> Data supplied:
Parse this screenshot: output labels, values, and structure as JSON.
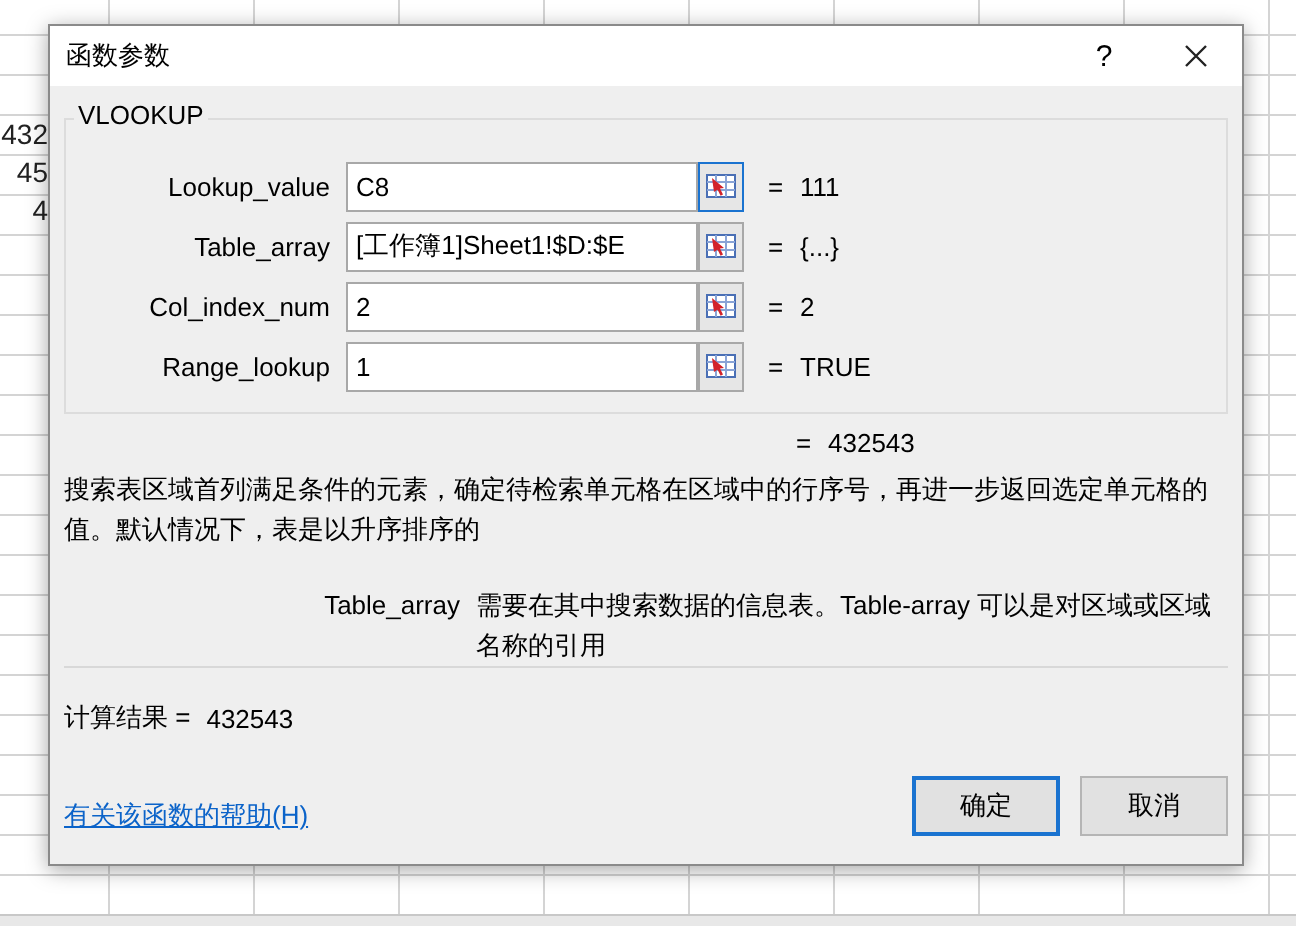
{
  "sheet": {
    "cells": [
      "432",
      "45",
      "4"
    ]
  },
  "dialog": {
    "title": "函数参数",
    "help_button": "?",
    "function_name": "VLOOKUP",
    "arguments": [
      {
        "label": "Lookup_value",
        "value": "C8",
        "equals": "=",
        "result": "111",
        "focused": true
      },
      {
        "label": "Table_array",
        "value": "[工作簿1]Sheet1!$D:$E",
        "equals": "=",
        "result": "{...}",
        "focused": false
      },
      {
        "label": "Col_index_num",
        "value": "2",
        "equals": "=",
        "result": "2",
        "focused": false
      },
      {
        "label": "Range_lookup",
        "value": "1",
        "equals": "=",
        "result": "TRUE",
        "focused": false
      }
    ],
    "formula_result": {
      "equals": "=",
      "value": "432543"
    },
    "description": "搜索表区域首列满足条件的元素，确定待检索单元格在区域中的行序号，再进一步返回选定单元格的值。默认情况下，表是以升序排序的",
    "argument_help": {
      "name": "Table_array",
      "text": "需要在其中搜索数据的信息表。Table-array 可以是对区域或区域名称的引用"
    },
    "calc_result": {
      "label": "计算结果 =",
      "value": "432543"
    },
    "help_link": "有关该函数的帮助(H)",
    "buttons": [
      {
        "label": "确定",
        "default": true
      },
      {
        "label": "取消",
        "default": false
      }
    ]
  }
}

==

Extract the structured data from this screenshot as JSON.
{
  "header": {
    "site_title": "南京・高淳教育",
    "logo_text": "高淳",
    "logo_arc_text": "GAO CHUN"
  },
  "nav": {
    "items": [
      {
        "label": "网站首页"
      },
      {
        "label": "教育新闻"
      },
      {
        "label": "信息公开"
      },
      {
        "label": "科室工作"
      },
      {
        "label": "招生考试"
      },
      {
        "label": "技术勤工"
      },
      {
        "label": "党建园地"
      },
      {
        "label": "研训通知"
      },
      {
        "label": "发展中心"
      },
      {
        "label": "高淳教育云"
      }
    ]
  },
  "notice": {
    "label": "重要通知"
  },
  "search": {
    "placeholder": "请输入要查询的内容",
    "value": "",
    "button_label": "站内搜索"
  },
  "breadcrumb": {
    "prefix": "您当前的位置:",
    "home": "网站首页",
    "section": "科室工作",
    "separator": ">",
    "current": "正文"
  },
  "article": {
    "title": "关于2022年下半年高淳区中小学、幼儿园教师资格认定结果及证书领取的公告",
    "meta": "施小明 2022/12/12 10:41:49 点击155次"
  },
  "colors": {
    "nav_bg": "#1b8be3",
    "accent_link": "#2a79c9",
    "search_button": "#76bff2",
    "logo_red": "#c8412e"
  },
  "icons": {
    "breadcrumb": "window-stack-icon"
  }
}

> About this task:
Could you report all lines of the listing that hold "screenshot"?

> Answer to this problem:
Parse this screenshot: output labels, values, and structure as JSON.
Extract the structured data from this screenshot as JSON.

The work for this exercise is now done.